Your answer must be the full listing, reproduced word for word.

□ □ □ □ □ □ □

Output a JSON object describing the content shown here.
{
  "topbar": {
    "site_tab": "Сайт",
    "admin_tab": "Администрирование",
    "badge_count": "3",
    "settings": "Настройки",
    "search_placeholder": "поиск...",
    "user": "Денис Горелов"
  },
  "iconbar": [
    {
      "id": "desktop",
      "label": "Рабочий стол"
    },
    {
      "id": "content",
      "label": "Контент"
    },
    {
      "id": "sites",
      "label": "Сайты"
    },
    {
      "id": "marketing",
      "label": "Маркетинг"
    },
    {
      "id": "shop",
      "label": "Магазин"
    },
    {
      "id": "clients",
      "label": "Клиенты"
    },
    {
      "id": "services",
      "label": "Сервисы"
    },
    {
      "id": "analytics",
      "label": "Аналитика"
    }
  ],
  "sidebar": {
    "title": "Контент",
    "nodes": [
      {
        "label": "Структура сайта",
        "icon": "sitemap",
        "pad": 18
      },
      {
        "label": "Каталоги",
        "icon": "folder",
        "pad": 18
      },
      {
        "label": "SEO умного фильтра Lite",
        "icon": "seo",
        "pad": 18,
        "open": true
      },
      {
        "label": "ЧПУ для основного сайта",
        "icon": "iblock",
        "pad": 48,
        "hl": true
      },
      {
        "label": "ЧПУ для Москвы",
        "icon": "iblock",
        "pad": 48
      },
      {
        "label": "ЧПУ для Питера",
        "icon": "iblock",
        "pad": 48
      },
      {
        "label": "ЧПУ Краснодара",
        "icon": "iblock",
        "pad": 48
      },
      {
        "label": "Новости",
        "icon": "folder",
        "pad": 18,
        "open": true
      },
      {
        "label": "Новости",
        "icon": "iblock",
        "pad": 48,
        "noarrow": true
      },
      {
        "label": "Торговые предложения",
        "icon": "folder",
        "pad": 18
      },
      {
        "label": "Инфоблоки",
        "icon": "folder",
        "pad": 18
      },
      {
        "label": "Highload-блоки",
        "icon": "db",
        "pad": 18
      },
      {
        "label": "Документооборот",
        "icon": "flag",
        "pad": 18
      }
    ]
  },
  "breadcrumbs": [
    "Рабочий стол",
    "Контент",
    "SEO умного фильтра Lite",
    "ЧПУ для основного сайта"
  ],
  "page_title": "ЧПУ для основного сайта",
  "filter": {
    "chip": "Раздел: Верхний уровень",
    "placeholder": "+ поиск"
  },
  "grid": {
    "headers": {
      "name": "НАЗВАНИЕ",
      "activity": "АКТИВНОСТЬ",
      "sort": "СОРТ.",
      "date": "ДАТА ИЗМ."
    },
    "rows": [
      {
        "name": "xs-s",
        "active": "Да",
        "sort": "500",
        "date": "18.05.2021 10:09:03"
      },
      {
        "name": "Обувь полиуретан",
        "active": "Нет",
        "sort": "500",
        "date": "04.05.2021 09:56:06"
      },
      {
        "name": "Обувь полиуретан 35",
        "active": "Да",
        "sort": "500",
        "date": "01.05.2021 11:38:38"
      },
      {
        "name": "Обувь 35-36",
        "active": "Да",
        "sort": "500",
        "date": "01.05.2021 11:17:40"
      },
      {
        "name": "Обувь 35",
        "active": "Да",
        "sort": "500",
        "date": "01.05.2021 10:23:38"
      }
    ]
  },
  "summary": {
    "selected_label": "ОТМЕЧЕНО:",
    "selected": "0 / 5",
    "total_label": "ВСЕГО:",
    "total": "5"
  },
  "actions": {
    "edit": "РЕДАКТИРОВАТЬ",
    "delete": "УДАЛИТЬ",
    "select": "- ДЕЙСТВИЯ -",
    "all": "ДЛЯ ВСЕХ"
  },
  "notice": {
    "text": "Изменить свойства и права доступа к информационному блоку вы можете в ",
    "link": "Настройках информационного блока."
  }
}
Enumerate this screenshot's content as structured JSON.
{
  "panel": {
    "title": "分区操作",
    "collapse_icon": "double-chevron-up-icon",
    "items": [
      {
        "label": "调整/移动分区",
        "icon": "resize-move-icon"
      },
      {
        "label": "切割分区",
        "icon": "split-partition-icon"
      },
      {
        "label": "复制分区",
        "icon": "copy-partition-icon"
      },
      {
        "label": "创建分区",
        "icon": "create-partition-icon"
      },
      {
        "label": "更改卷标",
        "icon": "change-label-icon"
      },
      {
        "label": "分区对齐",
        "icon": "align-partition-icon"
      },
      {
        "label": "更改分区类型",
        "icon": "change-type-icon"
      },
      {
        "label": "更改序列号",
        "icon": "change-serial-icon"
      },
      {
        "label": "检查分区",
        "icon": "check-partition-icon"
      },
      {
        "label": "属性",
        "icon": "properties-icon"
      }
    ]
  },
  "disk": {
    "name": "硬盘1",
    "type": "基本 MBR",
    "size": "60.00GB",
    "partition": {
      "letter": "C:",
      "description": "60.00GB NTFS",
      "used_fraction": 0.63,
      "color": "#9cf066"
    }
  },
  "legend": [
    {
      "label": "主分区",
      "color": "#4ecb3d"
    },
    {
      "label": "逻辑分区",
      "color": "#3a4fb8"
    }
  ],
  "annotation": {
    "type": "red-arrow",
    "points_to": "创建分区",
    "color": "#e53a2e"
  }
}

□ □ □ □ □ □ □

_Result of this exercise_
Output a JSON object describing the content shown here.
{
  "topbar": {
    "site_tab": "Сайт",
    "admin_tab": "Администрирование",
    "badge_count": "3",
    "settings": "Настройки",
    "search_placeholder": "поиск...",
    "user": "Денис Горелов"
  },
  "iconbar": [
    {
      "id": "desktop",
      "label": "Рабочий стол"
    },
    {
      "id": "content",
      "label": "Контент"
    },
    {
      "id": "sites",
      "label": "Сайты"
    },
    {
      "id": "marketing",
      "label": "Маркетинг"
    },
    {
      "id": "shop",
      "label": "Магазин"
    },
    {
      "id": "clients",
      "label": "Клиенты"
    },
    {
      "id": "services",
      "label": "Сервисы"
    },
    {
      "id": "analytics",
      "label": "Аналитика"
    }
  ],
  "sidebar": {
    "title": "Контент",
    "nodes": [
      {
        "label": "Структура сайта",
        "icon": "sitemap",
        "pad": 18
      },
      {
        "label": "Каталоги",
        "icon": "folder",
        "pad": 18
      },
      {
        "label": "SEO умного фильтра Lite",
        "icon": "seo",
        "pad": 18,
        "open": true
      },
      {
        "label": "ЧПУ для основного сайта",
        "icon": "iblock",
        "pad": 48,
        "hl": true
      },
      {
        "label": "ЧПУ для Москвы",
        "icon": "iblock",
        "pad": 48
      },
      {
        "label": "ЧПУ для Питера",
        "icon": "iblock",
        "pad": 48
      },
      {
        "label": "ЧПУ Краснодара",
        "icon": "iblock",
        "pad": 48
      },
      {
        "label": "Новости",
        "icon": "folder",
        "pad": 18,
        "open": true
      },
      {
        "label": "Новости",
        "icon": "iblock",
        "pad": 48,
        "noarrow": true
      },
      {
        "label": "Торговые предложения",
        "icon": "folder",
        "pad": 18
      },
      {
        "label": "Инфоблоки",
        "icon": "folder",
        "pad": 18
      },
      {
        "label": "Highload-блоки",
        "icon": "db",
        "pad": 18
      },
      {
        "label": "Документооборот",
        "icon": "flag",
        "pad": 18
      }
    ]
  },
  "breadcrumbs": [
    "Рабочий стол",
    "Контент",
    "SEO умного фильтра Lite",
    "ЧПУ для основного сайта"
  ],
  "page_title": "ЧПУ для основного сайта",
  "filter": {
    "chip": "Раздел: Верхний уровень",
    "placeholder": "+ поиск"
  },
  "grid": {
    "headers": {
      "name": "НАЗВАНИЕ",
      "activity": "АКТИВНОСТЬ",
      "sort": "СОРТ.",
      "date": "ДАТА ИЗМ."
    },
    "rows": [
      {
        "name": "xs-s",
        "active": "Да",
        "sort": "500",
        "date": "18.05.2021 10:09:03"
      },
      {
        "name": "Обувь полиуретан",
        "active": "Нет",
        "sort": "500",
        "date": "04.05.2021 09:56:06"
      },
      {
        "name": "Обувь полиуретан 35",
        "active": "Да",
        "sort": "500",
        "date": "01.05.2021 11:38:38"
      },
      {
        "name": "Обувь 35-36",
        "active": "Да",
        "sort": "500",
        "date": "01.05.2021 11:17:40"
      },
      {
        "name": "Обувь 35",
        "active": "Да",
        "sort": "500",
        "date": "01.05.2021 10:23:38"
      }
    ]
  },
  "summary": {
    "selected_label": "ОТМЕЧЕНО:",
    "selected": "0 / 5",
    "total_label": "ВСЕГО:",
    "total": "5"
  },
  "actions": {
    "edit": "РЕДАКТИРОВАТЬ",
    "delete": "УДАЛИТЬ",
    "select": "- ДЕЙСТВИЯ -",
    "all": "ДЛЯ ВСЕХ"
  },
  "notice": {
    "text": "Изменить свойства и права доступа к информационному блоку вы можете в ",
    "link": "Настройках информационного блока."
  }
}
Enumerate this screenshot's content as structured JSON.
{
  "panel": {
    "title": "分区操作",
    "collapse_icon": "double-chevron-up-icon",
    "items": [
      {
        "label": "调整/移动分区",
        "icon": "resize-move-icon"
      },
      {
        "label": "切割分区",
        "icon": "split-partition-icon"
      },
      {
        "label": "复制分区",
        "icon": "copy-partition-icon"
      },
      {
        "label": "创建分区",
        "icon": "create-partition-icon"
      },
      {
        "label": "更改卷标",
        "icon": "change-label-icon"
      },
      {
        "label": "分区对齐",
        "icon": "align-partition-icon"
      },
      {
        "label": "更改分区类型",
        "icon": "change-type-icon"
      },
      {
        "label": "更改序列号",
        "icon": "change-serial-icon"
      },
      {
        "label": "检查分区",
        "icon": "check-partition-icon"
      },
      {
        "label": "属性",
        "icon": "properties-icon"
      }
    ]
  },
  "disk": {
    "name": "硬盘1",
    "type": "基本 MBR",
    "size": "60.00GB",
    "partition": {
      "letter": "C:",
      "description": "60.00GB NTFS",
      "used_fraction": 0.63,
      "color": "#9cf066"
    }
  },
  "legend": [
    {
      "label": "主分区",
      "color": "#4ecb3d"
    },
    {
      "label": "逻辑分区",
      "color": "#3a4fb8"
    }
  ],
  "annotation": {
    "type": "red-arrow",
    "points_to": "创建分区",
    "color": "#e53a2e"
  }
}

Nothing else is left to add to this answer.